- _Given data_:
- - -

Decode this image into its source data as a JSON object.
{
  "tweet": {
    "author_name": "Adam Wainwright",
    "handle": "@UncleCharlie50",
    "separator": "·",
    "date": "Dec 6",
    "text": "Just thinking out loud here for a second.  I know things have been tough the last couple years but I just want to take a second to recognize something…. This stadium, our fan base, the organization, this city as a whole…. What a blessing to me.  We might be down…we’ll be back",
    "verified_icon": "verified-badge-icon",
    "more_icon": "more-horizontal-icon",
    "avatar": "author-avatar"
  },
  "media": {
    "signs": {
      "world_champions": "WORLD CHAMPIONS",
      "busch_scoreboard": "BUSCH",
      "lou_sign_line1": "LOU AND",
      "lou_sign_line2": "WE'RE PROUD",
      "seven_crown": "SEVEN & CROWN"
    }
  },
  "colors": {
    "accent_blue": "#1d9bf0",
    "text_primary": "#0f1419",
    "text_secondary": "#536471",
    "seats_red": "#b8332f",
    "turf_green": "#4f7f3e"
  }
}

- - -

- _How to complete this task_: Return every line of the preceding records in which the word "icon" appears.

- _Final answer_:
    "verified_icon": "verified-badge-icon",
    "more_icon": "more-horizontal-icon",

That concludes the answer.